Consiglio also uses shifts in tense to work against Hoffman’s computer-time, according to which “time has been abstractly miniaturized to the nanosecond, and experientially reduced to the instant and the condition of immediacy”. Time is elastic in these narratives — in ‘Correspondence’, a story is described as having been “kneaded … as if it were a ball of clay” — and the present seems perpetually to be expanding in order to accommodate the past and anticipate the future. In ‘Travel, Travel’, for instance, past actions are knit within a progressive present:
For a week he’s been trying to scrub up the house. Every day he feels better, stronger.
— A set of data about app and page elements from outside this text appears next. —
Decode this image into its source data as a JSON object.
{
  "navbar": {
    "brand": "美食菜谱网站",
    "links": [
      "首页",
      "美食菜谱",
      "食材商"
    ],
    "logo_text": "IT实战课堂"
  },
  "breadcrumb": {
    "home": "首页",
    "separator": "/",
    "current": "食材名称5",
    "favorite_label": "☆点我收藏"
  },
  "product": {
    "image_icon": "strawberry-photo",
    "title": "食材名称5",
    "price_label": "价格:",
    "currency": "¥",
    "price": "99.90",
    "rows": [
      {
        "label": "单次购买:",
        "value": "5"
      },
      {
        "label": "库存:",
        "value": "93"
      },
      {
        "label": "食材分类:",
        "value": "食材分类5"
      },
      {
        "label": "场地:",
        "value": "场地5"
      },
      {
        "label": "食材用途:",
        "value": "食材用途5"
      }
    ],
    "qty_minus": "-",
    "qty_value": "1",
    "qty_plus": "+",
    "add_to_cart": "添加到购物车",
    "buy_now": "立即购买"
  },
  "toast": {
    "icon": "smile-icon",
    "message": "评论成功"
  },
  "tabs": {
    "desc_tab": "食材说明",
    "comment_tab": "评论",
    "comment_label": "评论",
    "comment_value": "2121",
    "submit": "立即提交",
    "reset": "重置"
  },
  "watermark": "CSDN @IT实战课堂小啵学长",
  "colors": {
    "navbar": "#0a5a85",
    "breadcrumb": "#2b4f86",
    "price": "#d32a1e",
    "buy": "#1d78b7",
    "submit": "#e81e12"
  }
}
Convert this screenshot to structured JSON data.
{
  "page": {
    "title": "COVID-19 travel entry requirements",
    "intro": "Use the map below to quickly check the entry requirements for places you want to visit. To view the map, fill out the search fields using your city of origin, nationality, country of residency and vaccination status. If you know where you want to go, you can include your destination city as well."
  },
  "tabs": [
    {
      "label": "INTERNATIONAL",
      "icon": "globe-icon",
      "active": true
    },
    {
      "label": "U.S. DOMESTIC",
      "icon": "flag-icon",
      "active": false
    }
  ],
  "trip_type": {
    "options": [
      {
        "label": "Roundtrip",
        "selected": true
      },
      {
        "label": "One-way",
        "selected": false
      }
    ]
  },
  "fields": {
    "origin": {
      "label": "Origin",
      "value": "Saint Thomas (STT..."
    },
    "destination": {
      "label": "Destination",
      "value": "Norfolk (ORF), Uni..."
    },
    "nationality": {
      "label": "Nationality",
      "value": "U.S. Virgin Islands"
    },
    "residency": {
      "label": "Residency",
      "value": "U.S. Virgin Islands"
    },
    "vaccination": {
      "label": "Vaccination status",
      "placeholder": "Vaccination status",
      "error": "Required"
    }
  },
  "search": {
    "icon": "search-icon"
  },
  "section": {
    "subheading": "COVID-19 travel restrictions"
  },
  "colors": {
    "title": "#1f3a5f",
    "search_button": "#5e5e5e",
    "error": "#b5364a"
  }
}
He observes himself in the mirror and tries to note, even down to the tiniest detail, how the physical activity is changing his body. Yesterday he started work on the pitch pine in the dining room. He removed three strips. He spent a moment tracing the grain of the wood with the tips of his fingers. He wanted to understand its logic in order to succumb to the natural order. He is obliging with the world. He tries to behave as is proper.
Such changes in tense — this is only one of many possible examples — are disquieting in their subtlety. The effect is a narrative deeply connected to place and time, but beneath which the ground perpetually shifts. Will Canedo come to understand the natural order of things? Or, like Dahlmann, will he be separated from the non-human world “as though by a pane of glass”? The uncertainties of Southerly — induced by a change in tense as in ‘Travel, Travel’, or the mirroring of one character’s biography in that of another, as in ‘Southerly’, or the evidence that “[e]ven the most harmless detail becomes a threat” as in ‘Jessica Galver’ — make the experience of reading it not unlike falling through “a fracture in the progression of time”. Jorge Consiglio is a storyteller of rare ingenuity, and Edinburgh-based Charco Press are to be commended for making his work — alongside that of other contemporary Latin American authors — newly available to Anglophone readers.
Anna MacDonald is a writer and bookseller based in Melbourne, Australia, and a Splice masthead contributor. She has previously reviewed for 3am Magazine and writes regularly for the Australian Book Review.